# [Required action]
Write out each line from the data below that includes the word "this".

# [Supplied data]

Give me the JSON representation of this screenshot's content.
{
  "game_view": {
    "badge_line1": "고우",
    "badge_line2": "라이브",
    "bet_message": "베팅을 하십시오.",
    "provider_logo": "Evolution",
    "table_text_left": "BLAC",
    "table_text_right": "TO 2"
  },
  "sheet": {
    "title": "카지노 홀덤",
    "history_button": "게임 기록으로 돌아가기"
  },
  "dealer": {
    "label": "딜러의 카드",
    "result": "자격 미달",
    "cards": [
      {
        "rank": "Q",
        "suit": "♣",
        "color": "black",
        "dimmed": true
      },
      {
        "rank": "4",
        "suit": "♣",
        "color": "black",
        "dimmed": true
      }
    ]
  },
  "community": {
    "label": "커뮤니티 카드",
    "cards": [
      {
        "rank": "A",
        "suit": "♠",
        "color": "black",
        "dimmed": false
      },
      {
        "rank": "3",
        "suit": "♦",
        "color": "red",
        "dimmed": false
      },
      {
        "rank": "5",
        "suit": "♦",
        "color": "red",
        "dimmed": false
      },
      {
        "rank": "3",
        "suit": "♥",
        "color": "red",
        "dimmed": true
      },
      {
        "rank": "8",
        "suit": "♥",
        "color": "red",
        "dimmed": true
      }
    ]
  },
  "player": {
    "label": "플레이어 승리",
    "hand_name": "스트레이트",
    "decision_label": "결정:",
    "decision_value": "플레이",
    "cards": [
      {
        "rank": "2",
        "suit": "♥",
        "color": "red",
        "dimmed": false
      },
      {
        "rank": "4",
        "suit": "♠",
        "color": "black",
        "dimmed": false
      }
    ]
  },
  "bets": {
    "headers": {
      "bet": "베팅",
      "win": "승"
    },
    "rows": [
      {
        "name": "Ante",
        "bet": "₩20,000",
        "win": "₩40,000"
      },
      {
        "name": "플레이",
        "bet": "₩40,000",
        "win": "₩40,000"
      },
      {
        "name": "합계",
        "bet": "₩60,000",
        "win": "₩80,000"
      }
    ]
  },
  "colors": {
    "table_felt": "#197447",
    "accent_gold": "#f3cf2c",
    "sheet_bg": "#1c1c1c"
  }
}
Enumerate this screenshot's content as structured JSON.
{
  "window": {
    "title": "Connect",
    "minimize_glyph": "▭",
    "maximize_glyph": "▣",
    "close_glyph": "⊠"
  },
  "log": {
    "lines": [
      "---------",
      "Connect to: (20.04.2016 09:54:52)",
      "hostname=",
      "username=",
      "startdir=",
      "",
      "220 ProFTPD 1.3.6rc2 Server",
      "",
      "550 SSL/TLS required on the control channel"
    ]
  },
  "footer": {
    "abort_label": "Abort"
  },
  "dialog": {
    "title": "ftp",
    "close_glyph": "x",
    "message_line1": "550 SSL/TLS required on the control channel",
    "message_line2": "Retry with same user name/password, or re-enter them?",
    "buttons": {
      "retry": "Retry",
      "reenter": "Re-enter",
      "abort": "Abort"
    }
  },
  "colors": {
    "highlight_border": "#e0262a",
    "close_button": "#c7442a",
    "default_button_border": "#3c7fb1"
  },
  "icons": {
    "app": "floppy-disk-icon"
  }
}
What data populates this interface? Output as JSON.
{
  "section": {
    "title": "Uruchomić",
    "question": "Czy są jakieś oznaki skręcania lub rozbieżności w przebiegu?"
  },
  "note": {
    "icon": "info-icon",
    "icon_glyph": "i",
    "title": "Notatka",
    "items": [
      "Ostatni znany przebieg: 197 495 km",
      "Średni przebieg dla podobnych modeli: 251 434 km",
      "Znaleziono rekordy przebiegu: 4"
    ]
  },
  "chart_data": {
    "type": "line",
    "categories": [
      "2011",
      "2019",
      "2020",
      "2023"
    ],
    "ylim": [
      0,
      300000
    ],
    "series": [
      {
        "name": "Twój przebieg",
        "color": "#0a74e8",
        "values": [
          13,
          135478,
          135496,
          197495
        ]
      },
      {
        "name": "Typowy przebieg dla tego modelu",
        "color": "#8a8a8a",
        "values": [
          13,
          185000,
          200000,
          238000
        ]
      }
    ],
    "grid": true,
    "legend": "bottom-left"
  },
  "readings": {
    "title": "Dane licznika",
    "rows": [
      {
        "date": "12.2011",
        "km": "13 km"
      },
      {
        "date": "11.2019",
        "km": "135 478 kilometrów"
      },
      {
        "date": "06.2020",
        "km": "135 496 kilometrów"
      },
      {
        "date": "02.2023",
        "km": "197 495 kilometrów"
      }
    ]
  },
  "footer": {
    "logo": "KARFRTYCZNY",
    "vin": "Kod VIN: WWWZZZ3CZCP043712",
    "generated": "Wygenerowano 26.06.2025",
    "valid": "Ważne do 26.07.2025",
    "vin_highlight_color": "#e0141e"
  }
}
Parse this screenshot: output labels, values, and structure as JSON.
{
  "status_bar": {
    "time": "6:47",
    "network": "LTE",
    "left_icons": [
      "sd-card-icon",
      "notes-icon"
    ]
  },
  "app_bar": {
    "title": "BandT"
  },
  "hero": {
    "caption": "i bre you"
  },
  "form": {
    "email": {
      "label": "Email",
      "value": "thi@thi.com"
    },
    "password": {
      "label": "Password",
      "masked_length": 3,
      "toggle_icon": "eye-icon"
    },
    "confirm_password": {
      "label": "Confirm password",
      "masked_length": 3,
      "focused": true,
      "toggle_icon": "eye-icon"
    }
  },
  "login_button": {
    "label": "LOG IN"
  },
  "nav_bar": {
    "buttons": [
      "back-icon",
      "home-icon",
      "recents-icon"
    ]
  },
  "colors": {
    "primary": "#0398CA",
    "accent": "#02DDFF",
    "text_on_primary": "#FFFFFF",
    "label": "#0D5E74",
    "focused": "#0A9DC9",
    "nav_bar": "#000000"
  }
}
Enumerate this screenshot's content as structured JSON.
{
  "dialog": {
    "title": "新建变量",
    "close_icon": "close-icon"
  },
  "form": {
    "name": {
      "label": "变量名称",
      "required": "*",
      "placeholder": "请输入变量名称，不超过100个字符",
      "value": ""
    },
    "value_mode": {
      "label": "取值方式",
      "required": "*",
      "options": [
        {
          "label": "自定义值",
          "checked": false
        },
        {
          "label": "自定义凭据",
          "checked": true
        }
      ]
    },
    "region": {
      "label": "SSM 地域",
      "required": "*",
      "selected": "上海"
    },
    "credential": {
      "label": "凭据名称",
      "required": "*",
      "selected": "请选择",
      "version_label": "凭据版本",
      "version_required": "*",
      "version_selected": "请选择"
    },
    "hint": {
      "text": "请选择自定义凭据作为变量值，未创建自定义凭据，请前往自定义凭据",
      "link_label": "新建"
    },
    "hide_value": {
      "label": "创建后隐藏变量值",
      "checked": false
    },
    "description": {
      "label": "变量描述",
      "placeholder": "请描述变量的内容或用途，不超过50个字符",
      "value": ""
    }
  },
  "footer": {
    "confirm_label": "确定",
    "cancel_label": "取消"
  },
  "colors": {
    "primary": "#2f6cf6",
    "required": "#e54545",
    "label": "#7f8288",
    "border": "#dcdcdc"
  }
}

# [Answer box]
Give me the JSON representation of this screenshot's content.
Enumerate this screenshot's content as structured JSON.
What data populates this interface? Output as JSON.
Parse this screenshot: output labels, values, and structure as JSON.
Enumerate this screenshot's content as structured JSON.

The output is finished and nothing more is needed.